- About this task -
Restate the records so that not a single word differs.

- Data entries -
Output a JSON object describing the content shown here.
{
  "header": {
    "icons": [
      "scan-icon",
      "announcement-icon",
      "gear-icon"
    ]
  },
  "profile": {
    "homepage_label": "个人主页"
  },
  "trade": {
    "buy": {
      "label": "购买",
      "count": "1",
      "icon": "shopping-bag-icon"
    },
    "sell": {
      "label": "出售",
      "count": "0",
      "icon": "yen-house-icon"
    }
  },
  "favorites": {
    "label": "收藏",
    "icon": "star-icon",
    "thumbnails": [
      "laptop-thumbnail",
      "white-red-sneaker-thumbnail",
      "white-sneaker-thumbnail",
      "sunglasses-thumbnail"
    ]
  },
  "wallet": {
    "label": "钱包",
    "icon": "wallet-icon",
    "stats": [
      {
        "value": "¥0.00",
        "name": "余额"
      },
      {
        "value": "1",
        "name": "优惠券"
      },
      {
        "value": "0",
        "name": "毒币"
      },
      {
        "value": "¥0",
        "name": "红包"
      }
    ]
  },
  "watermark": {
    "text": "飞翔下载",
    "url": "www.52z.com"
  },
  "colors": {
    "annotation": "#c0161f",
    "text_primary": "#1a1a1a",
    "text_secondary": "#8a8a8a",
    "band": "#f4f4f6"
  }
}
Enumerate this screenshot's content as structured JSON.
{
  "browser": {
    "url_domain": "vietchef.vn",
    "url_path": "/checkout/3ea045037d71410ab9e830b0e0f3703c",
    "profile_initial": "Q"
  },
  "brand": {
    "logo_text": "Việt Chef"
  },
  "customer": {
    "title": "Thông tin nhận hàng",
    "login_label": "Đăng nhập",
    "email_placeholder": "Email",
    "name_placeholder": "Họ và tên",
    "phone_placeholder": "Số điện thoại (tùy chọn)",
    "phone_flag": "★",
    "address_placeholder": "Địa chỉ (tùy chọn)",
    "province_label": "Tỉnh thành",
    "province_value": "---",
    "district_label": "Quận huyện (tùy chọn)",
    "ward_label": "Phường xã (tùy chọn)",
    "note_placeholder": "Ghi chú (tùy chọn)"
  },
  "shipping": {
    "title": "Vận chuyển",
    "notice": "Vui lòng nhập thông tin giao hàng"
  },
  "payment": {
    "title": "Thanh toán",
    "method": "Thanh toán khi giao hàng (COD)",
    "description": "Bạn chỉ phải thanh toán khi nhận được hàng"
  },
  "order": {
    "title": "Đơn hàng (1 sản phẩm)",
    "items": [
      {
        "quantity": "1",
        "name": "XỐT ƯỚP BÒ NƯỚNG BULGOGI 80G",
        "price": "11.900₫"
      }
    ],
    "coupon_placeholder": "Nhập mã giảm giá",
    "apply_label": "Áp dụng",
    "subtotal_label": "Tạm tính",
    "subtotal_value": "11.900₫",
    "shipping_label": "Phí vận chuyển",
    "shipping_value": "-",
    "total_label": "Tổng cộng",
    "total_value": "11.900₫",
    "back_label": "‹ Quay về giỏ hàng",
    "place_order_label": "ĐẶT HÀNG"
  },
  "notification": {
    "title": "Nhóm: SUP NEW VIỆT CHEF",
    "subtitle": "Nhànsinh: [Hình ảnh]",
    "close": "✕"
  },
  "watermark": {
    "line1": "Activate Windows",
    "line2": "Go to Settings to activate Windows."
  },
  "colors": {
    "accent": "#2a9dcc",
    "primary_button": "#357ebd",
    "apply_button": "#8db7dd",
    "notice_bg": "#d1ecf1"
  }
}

- Task output -
Output a JSON object describing the content shown here.
{
  "header": {
    "icons": [
      "scan-icon",
      "announcement-icon",
      "gear-icon"
    ]
  },
  "profile": {
    "homepage_label": "个人主页"
  },
  "trade": {
    "buy": {
      "label": "购买",
      "count": "1",
      "icon": "shopping-bag-icon"
    },
    "sell": {
      "label": "出售",
      "count": "0",
      "icon": "yen-house-icon"
    }
  },
  "favorites": {
    "label": "收藏",
    "icon": "star-icon",
    "thumbnails": [
      "laptop-thumbnail",
      "white-red-sneaker-thumbnail",
      "white-sneaker-thumbnail",
      "sunglasses-thumbnail"
    ]
  },
  "wallet": {
    "label": "钱包",
    "icon": "wallet-icon",
    "stats": [
      {
        "value": "¥0.00",
        "name": "余额"
      },
      {
        "value": "1",
        "name": "优惠券"
      },
      {
        "value": "0",
        "name": "毒币"
      },
      {
        "value": "¥0",
        "name": "红包"
      }
    ]
  },
  "watermark": {
    "text": "飞翔下载",
    "url": "www.52z.com"
  },
  "colors": {
    "annotation": "#c0161f",
    "text_primary": "#1a1a1a",
    "text_secondary": "#8a8a8a",
    "band": "#f4f4f6"
  }
}
Enumerate this screenshot's content as structured JSON.
{
  "browser": {
    "url_domain": "vietchef.vn",
    "url_path": "/checkout/3ea045037d71410ab9e830b0e0f3703c",
    "profile_initial": "Q"
  },
  "brand": {
    "logo_text": "Việt Chef"
  },
  "customer": {
    "title": "Thông tin nhận hàng",
    "login_label": "Đăng nhập",
    "email_placeholder": "Email",
    "name_placeholder": "Họ và tên",
    "phone_placeholder": "Số điện thoại (tùy chọn)",
    "phone_flag": "★",
    "address_placeholder": "Địa chỉ (tùy chọn)",
    "province_label": "Tỉnh thành",
    "province_value": "---",
    "district_label": "Quận huyện (tùy chọn)",
    "ward_label": "Phường xã (tùy chọn)",
    "note_placeholder": "Ghi chú (tùy chọn)"
  },
  "shipping": {
    "title": "Vận chuyển",
    "notice": "Vui lòng nhập thông tin giao hàng"
  },
  "payment": {
    "title": "Thanh toán",
    "method": "Thanh toán khi giao hàng (COD)",
    "description": "Bạn chỉ phải thanh toán khi nhận được hàng"
  },
  "order": {
    "title": "Đơn hàng (1 sản phẩm)",
    "items": [
      {
        "quantity": "1",
        "name": "XỐT ƯỚP BÒ NƯỚNG BULGOGI 80G",
        "price": "11.900₫"
      }
    ],
    "coupon_placeholder": "Nhập mã giảm giá",
    "apply_label": "Áp dụng",
    "subtotal_label": "Tạm tính",
    "subtotal_value": "11.900₫",
    "shipping_label": "Phí vận chuyển",
    "shipping_value": "-",
    "total_label": "Tổng cộng",
    "total_value": "11.900₫",
    "back_label": "‹ Quay về giỏ hàng",
    "place_order_label": "ĐẶT HÀNG"
  },
  "notification": {
    "title": "Nhóm: SUP NEW VIỆT CHEF",
    "subtitle": "Nhànsinh: [Hình ảnh]",
    "close": "✕"
  },
  "watermark": {
    "line1": "Activate Windows",
    "line2": "Go to Settings to activate Windows."
  },
  "colors": {
    "accent": "#2a9dcc",
    "primary_button": "#357ebd",
    "apply_button": "#8db7dd",
    "notice_bg": "#d1ecf1"
  }
}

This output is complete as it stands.